_Brief_
Once the records below have been read, copy them all out exactly.
* * * * * * *
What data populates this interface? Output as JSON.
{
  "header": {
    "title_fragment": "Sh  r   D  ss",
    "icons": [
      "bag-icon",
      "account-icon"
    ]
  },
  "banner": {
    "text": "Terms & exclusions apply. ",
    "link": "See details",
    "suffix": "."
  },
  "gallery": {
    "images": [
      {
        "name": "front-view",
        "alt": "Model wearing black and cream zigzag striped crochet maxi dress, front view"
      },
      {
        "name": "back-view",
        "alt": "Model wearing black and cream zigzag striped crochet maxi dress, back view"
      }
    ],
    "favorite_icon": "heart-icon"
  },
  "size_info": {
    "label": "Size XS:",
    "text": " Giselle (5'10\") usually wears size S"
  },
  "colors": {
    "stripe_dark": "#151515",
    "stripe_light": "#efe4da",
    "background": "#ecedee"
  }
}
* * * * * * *
_Solution_
What data populates this interface? Output as JSON.
{
  "header": {
    "title_fragment": "Sh  r   D  ss",
    "icons": [
      "bag-icon",
      "account-icon"
    ]
  },
  "banner": {
    "text": "Terms & exclusions apply. ",
    "link": "See details",
    "suffix": "."
  },
  "gallery": {
    "images": [
      {
        "name": "front-view",
        "alt": "Model wearing black and cream zigzag striped crochet maxi dress, front view"
      },
      {
        "name": "back-view",
        "alt": "Model wearing black and cream zigzag striped crochet maxi dress, back view"
      }
    ],
    "favorite_icon": "heart-icon"
  },
  "size_info": {
    "label": "Size XS:",
    "text": " Giselle (5'10\") usually wears size S"
  },
  "colors": {
    "stripe_dark": "#151515",
    "stripe_light": "#efe4da",
    "background": "#ecedee"
  }
}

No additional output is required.